A new book entitled “The Agreement between the Holy See and China” is presented in Rome.
VATICAN – “A door has opened that can hardly be closed.” With this effective image, Archbishop Claudio Maria Celli summarized the value of the provisional agreement signed in Beijing between the Holy See and the People’s Republic of China, a year after that historic event of 22 September 2018.
The opportunity to take stock of the first year since the signing of the Agreement was offered by the presentation in Rome of the book, entitled “The Agreement between the Holy See and China. Chinese Catholics between past and future”, edited by Agostino Giovagnoli and Elisa Giunipero, with a preface by Cardinal Pietro Parolin, and published by Urbaniana University Press.
The book-launch was moderated by the President of the Community of Sant’Egidio, Marco Impagliazzo, was attended by former Italian Prime Minister, Romano Prodi, the Founder of the Sant’Egidio Community, Andrea Riccardi, and Jesuit Fr Federico Lombardi, President of the Joseph Ratzinger-Benedict XVI Foundation.
Particularly significant, in a crowded Benedict XIII Hall, was the presence of the head of the political office and First Secretary of the Embassy of the People’s Republic of China in Rome. A visible sign of that change in climate, in the name of trust and respect, that was evoked by all the speakers involved in presenting the book.
In the 1980’s, Archbishop Celli was both witness and protagonist, under Pope St John Paul II, of the process of rapprochement between the Holy See and China. In his presentation, he stressed that it is correct to call the Agreement “historic” – even if provisional and limited to the question of episcopal appointments.
Thanks to this Agreement, for the first time in 70 years, all the Chinese bishops are now in communion with the Successor of Peter and with their other brethren in the Episcopate. Archbishop Celli said this Agreement is the fruit of the “operative dialogue” supported and encouraged by the Pope.
This commitment is in profound harmony with the special attention to China and Chinese Catholics shown by the Popes during the twentieth century, and especially by the last two predecessors of Pope Francis. Archbishop Celli, who is also the former Undersecretary for Relations with States, highlighted the importance of the Holy See’s Pastoral Guidelines regarding the civil registration of the Clergy in China, published on 28 June last. Archbishop Celli observed how it is understood in this document that love for one’s own country, and the equally felt need to be authentically Catholic, are not contradictory.
In his presentation, Romano Prodi, who is also the former President of the European Commission, stressed the social and geopolitical effects of this decision for China, which has undergone dizzying changes over the last 30 years. The signing of the Agreement, he said, was possible at this historic moment because, with the Pontificate of Pope Francis, Chinese authorities perceive the Catholic Church as being increasingly universal and less western. This condition favors a convergence between Rome and Beijing in thus far unexplored areas.

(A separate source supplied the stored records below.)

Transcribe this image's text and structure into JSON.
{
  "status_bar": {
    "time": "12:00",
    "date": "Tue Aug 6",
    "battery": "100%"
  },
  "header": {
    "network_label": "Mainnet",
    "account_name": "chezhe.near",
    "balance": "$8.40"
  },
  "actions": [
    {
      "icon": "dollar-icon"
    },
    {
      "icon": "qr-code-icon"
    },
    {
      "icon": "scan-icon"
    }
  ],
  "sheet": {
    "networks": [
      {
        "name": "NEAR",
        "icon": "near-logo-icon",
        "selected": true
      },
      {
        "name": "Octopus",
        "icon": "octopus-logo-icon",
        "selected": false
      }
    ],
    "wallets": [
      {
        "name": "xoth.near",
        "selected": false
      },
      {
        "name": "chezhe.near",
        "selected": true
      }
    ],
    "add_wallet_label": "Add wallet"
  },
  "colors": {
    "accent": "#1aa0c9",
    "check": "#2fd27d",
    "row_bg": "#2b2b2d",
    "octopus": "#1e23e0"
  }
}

Andrea Riccardi also dwelt on the multilateral significance of the Agreement, noting that it symbolically represents the conclusion of a fracture that had opened in the second half of the 20th Century and continued until the present day. Riccardi, who is the Founder of the Community of Sant’Egidio, said the ability of the Holy See and China to resolve a conflict that lasted 70 years is a sign of “intelligence and flexibility”. He credited the skills of two great figures of Vatican diplomacy: Cardinal Achille Silvestrini and Cardinal Roger Etchegaray, both of whom died recently. Riccardi concluded his speech observing that now “Chinese Catholicism must be rethought”, it must find a new space for the future.
Jesuit Fr Federico Lombardi concluded the presentations by recalling how the path that led to the signing of the Agreement is also marked by many stories of suffering. Fr Lombardi, who is also the former Director of the Vatican Press Office, said one should not consider this historic Agreement the exclusive merit of the Chinese and Vatican leaders.
The Agreement, he pointed out, was born of the loyalty of Chinese Catholics and their bishops over difficult and painful decades. If they had not been spiritually bound in such an extraordinary way to the Pope, he noted, those in authority would not have realized the solidity of this communion, and the conditions would not have been created to reach the signing of the Agreement.
This story is courtesy Vatican News